Escalante Creek, a perennial stream draining eastward to the Gunnison River, carved the broad sandstone canyon, which reaches depths of 1,300 feet from rim to creek.
This canyon is named for Fray Silvestre Velez de Escalante, who along with fellow Spanish priest Fray Francisco Dominguez explored east of the canyon in 1776 while searching for a practical overland route from Santa Fe to the new missions in California. In 1875 Hayden Survey geologists named Escalante Canyon and Dominguez Canyon just to the north in honor of the pioneering padres.
Lately, Escalante is becoming very popular climbing destination. Climbing at Escalante is similar to climbing at Indian Creek in Utah. Expect steep, sustained crack climbing on Wingate sandstone.
The canyon is a mix of both Bureau of Land Management (BLM) public land and private property. Most of the land along the canyon floor from Gunnison River bridge to the Captain Smith cabin is a private ranch property. The canyon sides are BLM land.
This was my first trip to Escalante. I went with a group of climbers from Ouray, all excellent climbers (except me:). We set up ropes on a few routes, and took turns trying our best. It was so much fun to climb with friends.
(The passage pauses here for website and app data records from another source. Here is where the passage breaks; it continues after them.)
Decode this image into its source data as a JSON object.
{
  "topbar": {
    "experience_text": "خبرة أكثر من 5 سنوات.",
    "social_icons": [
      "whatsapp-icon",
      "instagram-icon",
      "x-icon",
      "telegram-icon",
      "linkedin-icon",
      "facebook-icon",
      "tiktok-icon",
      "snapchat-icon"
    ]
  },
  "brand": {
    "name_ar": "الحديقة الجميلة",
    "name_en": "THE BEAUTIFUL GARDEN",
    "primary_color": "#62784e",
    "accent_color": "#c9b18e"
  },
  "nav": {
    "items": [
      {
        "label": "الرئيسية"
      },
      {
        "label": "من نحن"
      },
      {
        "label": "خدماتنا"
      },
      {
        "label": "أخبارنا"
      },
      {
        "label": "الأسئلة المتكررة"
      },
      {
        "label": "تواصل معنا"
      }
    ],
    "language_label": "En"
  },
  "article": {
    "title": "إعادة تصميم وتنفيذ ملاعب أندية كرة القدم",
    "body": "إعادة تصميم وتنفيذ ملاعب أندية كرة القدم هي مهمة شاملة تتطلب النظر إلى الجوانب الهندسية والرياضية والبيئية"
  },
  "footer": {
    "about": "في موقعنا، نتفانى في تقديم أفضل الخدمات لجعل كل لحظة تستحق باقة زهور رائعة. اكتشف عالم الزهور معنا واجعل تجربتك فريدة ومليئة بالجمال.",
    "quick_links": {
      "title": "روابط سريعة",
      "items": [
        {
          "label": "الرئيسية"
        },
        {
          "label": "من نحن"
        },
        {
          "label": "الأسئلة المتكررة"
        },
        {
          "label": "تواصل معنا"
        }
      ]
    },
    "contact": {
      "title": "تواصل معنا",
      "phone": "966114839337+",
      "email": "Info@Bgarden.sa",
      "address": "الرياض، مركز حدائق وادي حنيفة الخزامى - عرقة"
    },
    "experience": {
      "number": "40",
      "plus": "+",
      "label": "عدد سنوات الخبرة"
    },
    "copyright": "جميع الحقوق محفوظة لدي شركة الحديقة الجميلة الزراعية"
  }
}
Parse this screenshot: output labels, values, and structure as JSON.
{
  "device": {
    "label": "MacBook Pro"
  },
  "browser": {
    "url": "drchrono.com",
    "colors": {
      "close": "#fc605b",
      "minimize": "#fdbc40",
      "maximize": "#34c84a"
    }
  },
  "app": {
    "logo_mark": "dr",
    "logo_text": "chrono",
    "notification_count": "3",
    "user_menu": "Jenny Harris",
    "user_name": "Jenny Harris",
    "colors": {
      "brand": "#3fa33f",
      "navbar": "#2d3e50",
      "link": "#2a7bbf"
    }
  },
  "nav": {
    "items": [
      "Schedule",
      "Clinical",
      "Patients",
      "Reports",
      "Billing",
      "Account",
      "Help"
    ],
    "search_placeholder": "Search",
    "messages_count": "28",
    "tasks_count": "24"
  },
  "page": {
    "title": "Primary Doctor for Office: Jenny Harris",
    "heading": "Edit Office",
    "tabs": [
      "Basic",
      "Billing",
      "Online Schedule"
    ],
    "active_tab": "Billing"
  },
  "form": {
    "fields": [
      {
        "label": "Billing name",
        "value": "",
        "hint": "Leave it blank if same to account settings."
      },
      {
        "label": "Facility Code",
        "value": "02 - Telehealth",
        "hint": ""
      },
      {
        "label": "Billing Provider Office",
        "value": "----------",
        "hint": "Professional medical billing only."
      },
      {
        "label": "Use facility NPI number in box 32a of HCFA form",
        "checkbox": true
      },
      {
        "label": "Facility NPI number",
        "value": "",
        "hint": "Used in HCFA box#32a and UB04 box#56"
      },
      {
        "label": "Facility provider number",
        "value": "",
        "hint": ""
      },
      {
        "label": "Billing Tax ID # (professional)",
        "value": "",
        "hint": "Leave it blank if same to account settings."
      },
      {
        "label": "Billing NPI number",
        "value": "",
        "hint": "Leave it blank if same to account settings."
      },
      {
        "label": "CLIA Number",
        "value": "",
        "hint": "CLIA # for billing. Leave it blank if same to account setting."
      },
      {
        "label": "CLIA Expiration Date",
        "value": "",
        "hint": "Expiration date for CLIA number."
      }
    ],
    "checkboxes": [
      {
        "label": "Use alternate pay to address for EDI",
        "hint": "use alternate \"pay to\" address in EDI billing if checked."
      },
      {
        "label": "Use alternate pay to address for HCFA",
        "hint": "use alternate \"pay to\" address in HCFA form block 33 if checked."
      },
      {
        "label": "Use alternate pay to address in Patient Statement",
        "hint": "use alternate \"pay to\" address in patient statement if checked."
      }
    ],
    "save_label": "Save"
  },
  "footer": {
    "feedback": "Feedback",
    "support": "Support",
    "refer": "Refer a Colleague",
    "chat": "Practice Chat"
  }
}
Climbs we played on:
External LinksMountain Project
Info on Escalante and Dominguez canyons